# What is expected
Your answer must match the data word for word.

(Material shown begins)

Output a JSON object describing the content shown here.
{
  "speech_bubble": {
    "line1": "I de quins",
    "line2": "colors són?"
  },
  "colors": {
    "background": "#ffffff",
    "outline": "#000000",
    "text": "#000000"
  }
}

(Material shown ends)

# Solution
Output a JSON object describing the content shown here.
{
  "speech_bubble": {
    "line1": "I de quins",
    "line2": "colors són?"
  },
  "colors": {
    "background": "#ffffff",
    "outline": "#000000",
    "text": "#000000"
  }
}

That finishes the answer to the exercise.